(What is needed): Return every record exactly. Omit nothing.

──────── Given information ────────

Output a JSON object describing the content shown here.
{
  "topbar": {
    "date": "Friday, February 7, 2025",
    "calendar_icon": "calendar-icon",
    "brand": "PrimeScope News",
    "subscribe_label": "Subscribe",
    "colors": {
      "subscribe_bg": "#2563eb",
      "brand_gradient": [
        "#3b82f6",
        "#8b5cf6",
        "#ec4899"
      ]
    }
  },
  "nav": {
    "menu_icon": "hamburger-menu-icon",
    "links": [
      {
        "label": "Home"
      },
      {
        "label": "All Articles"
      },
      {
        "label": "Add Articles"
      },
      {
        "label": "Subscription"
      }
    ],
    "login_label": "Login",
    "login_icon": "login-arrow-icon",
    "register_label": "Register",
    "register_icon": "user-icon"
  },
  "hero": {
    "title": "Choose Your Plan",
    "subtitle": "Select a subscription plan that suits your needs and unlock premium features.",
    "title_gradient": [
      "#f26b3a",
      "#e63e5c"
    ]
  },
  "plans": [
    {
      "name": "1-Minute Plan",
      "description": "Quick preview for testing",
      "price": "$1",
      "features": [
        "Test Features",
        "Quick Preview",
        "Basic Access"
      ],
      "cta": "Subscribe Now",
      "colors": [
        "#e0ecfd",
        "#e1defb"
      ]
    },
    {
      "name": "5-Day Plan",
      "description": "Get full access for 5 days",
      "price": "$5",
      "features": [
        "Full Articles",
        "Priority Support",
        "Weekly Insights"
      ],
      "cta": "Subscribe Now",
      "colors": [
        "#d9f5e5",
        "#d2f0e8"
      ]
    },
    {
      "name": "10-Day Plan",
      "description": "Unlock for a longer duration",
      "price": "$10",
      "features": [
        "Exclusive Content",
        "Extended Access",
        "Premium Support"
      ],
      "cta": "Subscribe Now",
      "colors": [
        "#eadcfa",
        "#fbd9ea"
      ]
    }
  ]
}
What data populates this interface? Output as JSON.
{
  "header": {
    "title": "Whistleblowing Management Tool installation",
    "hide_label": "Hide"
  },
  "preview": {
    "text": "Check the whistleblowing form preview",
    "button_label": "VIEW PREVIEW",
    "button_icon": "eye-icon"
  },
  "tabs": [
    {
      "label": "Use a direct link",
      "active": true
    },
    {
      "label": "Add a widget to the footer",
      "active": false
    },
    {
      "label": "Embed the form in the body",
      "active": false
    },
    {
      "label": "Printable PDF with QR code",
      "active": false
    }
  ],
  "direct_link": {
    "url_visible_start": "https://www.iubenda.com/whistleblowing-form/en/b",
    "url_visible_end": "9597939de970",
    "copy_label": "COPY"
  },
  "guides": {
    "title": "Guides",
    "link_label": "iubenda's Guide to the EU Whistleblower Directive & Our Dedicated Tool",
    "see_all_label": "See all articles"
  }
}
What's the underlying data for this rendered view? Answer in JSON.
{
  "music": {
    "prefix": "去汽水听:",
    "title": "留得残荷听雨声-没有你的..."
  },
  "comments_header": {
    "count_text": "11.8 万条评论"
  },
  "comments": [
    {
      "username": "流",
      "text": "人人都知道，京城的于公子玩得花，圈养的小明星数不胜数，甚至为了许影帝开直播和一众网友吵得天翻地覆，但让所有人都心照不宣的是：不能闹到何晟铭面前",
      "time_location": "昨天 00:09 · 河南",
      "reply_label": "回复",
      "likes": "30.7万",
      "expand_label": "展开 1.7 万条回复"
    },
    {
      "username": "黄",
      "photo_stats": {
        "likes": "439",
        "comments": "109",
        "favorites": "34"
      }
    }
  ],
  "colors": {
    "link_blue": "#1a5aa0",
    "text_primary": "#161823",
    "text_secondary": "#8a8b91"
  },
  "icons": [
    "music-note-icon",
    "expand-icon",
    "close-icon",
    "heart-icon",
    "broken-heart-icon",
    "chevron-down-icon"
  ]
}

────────

(Written solution):
Output a JSON object describing the content shown here.
{
  "topbar": {
    "date": "Friday, February 7, 2025",
    "calendar_icon": "calendar-icon",
    "brand": "PrimeScope News",
    "subscribe_label": "Subscribe",
    "colors": {
      "subscribe_bg": "#2563eb",
      "brand_gradient": [
        "#3b82f6",
        "#8b5cf6",
        "#ec4899"
      ]
    }
  },
  "nav": {
    "menu_icon": "hamburger-menu-icon",
    "links": [
      {
        "label": "Home"
      },
      {
        "label": "All Articles"
      },
      {
        "label": "Add Articles"
      },
      {
        "label": "Subscription"
      }
    ],
    "login_label": "Login",
    "login_icon": "login-arrow-icon",
    "register_label": "Register",
    "register_icon": "user-icon"
  },
  "hero": {
    "title": "Choose Your Plan",
    "subtitle": "Select a subscription plan that suits your needs and unlock premium features.",
    "title_gradient": [
      "#f26b3a",
      "#e63e5c"
    ]
  },
  "plans": [
    {
      "name": "1-Minute Plan",
      "description": "Quick preview for testing",
      "price": "$1",
      "features": [
        "Test Features",
        "Quick Preview",
        "Basic Access"
      ],
      "cta": "Subscribe Now",
      "colors": [
        "#e0ecfd",
        "#e1defb"
      ]
    },
    {
      "name": "5-Day Plan",
      "description": "Get full access for 5 days",
      "price": "$5",
      "features": [
        "Full Articles",
        "Priority Support",
        "Weekly Insights"
      ],
      "cta": "Subscribe Now",
      "colors": [
        "#d9f5e5",
        "#d2f0e8"
      ]
    },
    {
      "name": "10-Day Plan",
      "description": "Unlock for a longer duration",
      "price": "$10",
      "features": [
        "Exclusive Content",
        "Extended Access",
        "Premium Support"
      ],
      "cta": "Subscribe Now",
      "colors": [
        "#eadcfa",
        "#fbd9ea"
      ]
    }
  ]
}
What data populates this interface? Output as JSON.
{
  "header": {
    "title": "Whistleblowing Management Tool installation",
    "hide_label": "Hide"
  },
  "preview": {
    "text": "Check the whistleblowing form preview",
    "button_label": "VIEW PREVIEW",
    "button_icon": "eye-icon"
  },
  "tabs": [
    {
      "label": "Use a direct link",
      "active": true
    },
    {
      "label": "Add a widget to the footer",
      "active": false
    },
    {
      "label": "Embed the form in the body",
      "active": false
    },
    {
      "label": "Printable PDF with QR code",
      "active": false
    }
  ],
  "direct_link": {
    "url_visible_start": "https://www.iubenda.com/whistleblowing-form/en/b",
    "url_visible_end": "9597939de970",
    "copy_label": "COPY"
  },
  "guides": {
    "title": "Guides",
    "link_label": "iubenda's Guide to the EU Whistleblower Directive & Our Dedicated Tool",
    "see_all_label": "See all articles"
  }
}
What's the underlying data for this rendered view? Answer in JSON.
{
  "music": {
    "prefix": "去汽水听:",
    "title": "留得残荷听雨声-没有你的..."
  },
  "comments_header": {
    "count_text": "11.8 万条评论"
  },
  "comments": [
    {
      "username": "流",
      "text": "人人都知道，京城的于公子玩得花，圈养的小明星数不胜数，甚至为了许影帝开直播和一众网友吵得天翻地覆，但让所有人都心照不宣的是：不能闹到何晟铭面前",
      "time_location": "昨天 00:09 · 河南",
      "reply_label": "回复",
      "likes": "30.7万",
      "expand_label": "展开 1.7 万条回复"
    },
    {
      "username": "黄",
      "photo_stats": {
        "likes": "439",
        "comments": "109",
        "favorites": "34"
      }
    }
  ],
  "colors": {
    "link_blue": "#1a5aa0",
    "text_primary": "#161823",
    "text_secondary": "#8a8b91"
  },
  "icons": [
    "music-note-icon",
    "expand-icon",
    "close-icon",
    "heart-icon",
    "broken-heart-icon",
    "chevron-down-icon"
  ]
}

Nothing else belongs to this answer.